++++ INPUT MATERIAL ++++
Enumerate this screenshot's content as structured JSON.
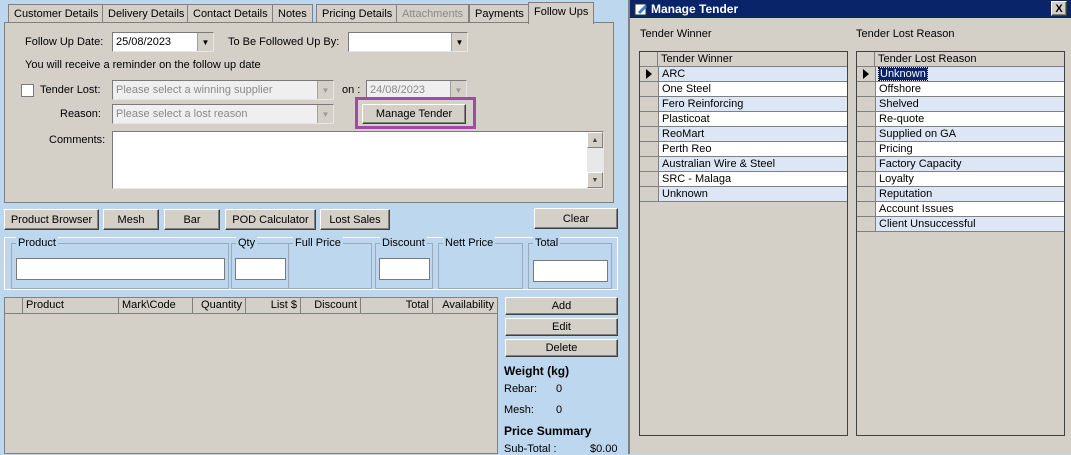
{
  "tabs": [
    "Customer Details",
    "Delivery Details",
    "Contact Details",
    "Notes",
    "Pricing Details",
    "Attachments",
    "Payments",
    "Follow Ups"
  ],
  "followups": {
    "follow_up_date_label": "Follow Up Date:",
    "follow_up_date_value": "25/08/2023",
    "followed_up_by_label": "To Be Followed Up By:",
    "followed_up_by_value": "",
    "reminder_text": "You will receive a reminder on the follow up date",
    "tender_lost_label": "Tender Lost:",
    "winner_placeholder": "Please select a winning supplier",
    "on_label": "on :",
    "on_date_value": "24/08/2023",
    "reason_label": "Reason:",
    "reason_placeholder": "Please select a lost reason",
    "manage_tender_label": "Manage Tender",
    "comments_label": "Comments:"
  },
  "toolbar": {
    "product_browser": "Product Browser",
    "mesh": "Mesh",
    "bar": "Bar",
    "pod_calculator": "POD Calculator",
    "lost_sales": "Lost Sales",
    "clear": "Clear"
  },
  "entry": {
    "product": "Product",
    "qty": "Qty",
    "full_price": "Full Price",
    "discount": "Discount",
    "nett_price": "Nett Price",
    "total": "Total"
  },
  "grid": {
    "columns": [
      "Product",
      "Mark\\Code",
      "Quantity",
      "List $",
      "Discount",
      "Total",
      "Availability"
    ]
  },
  "side": {
    "add": "Add",
    "edit": "Edit",
    "delete": "Delete",
    "weight_title": "Weight (kg)",
    "rebar_label": "Rebar:",
    "rebar_value": "0",
    "mesh_label": "Mesh:",
    "mesh_value": "0",
    "price_summary_title": "Price Summary",
    "subtotal_label": "Sub-Total :",
    "subtotal_value": "$0.00"
  },
  "dialog": {
    "title": "Manage Tender",
    "close": "X",
    "winner_section": "Tender Winner",
    "winner_header": "Tender Winner",
    "winners": [
      "ARC",
      "One Steel",
      "Fero Reinforcing",
      "Plasticoat",
      "ReoMart",
      "Perth Reo",
      "Australian Wire & Steel",
      "SRC - Malaga",
      "Unknown"
    ],
    "reason_section": "Tender Lost Reason",
    "reason_header": "Tender Lost Reason",
    "reasons": [
      "Unknown",
      "Offshore",
      "Shelved",
      "Re-quote",
      "Supplied on GA",
      "Pricing",
      "Factory Capacity",
      "Loyalty",
      "Reputation",
      "Account Issues",
      "Client Unsuccessful"
    ]
  },
  "colors": {
    "form_background": "#bdd7ee",
    "dialog_title": "#0a246a",
    "highlight": "#a347ad"
  }
}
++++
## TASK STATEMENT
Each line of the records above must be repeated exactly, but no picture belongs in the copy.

## ANSWER TO THE EXERCISE
Enumerate this screenshot's content as structured JSON.
{
  "tabs": [
    "Customer Details",
    "Delivery Details",
    "Contact Details",
    "Notes",
    "Pricing Details",
    "Attachments",
    "Payments",
    "Follow Ups"
  ],
  "followups": {
    "follow_up_date_label": "Follow Up Date:",
    "follow_up_date_value": "25/08/2023",
    "followed_up_by_label": "To Be Followed Up By:",
    "followed_up_by_value": "",
    "reminder_text": "You will receive a reminder on the follow up date",
    "tender_lost_label": "Tender Lost:",
    "winner_placeholder": "Please select a winning supplier",
    "on_label": "on :",
    "on_date_value": "24/08/2023",
    "reason_label": "Reason:",
    "reason_placeholder": "Please select a lost reason",
    "manage_tender_label": "Manage Tender",
    "comments_label": "Comments:"
  },
  "toolbar": {
    "product_browser": "Product Browser",
    "mesh": "Mesh",
    "bar": "Bar",
    "pod_calculator": "POD Calculator",
    "lost_sales": "Lost Sales",
    "clear": "Clear"
  },
  "entry": {
    "product": "Product",
    "qty": "Qty",
    "full_price": "Full Price",
    "discount": "Discount",
    "nett_price": "Nett Price",
    "total": "Total"
  },
  "grid": {
    "columns": [
      "Product",
      "Mark\\Code",
      "Quantity",
      "List $",
      "Discount",
      "Total",
      "Availability"
    ]
  },
  "side": {
    "add": "Add",
    "edit": "Edit",
    "delete": "Delete",
    "weight_title": "Weight (kg)",
    "rebar_label": "Rebar:",
    "rebar_value": "0",
    "mesh_label": "Mesh:",
    "mesh_value": "0",
    "price_summary_title": "Price Summary",
    "subtotal_label": "Sub-Total :",
    "subtotal_value": "$0.00"
  },
  "dialog": {
    "title": "Manage Tender",
    "close": "X",
    "winner_section": "Tender Winner",
    "winner_header": "Tender Winner",
    "winners": [
      "ARC",
      "One Steel",
      "Fero Reinforcing",
      "Plasticoat",
      "ReoMart",
      "Perth Reo",
      "Australian Wire & Steel",
      "SRC - Malaga",
      "Unknown"
    ],
    "reason_section": "Tender Lost Reason",
    "reason_header": "Tender Lost Reason",
    "reasons": [
      "Unknown",
      "Offshore",
      "Shelved",
      "Re-quote",
      "Supplied on GA",
      "Pricing",
      "Factory Capacity",
      "Loyalty",
      "Reputation",
      "Account Issues",
      "Client Unsuccessful"
    ]
  },
  "colors": {
    "form_background": "#bdd7ee",
    "dialog_title": "#0a246a",
    "highlight": "#a347ad"
  }
}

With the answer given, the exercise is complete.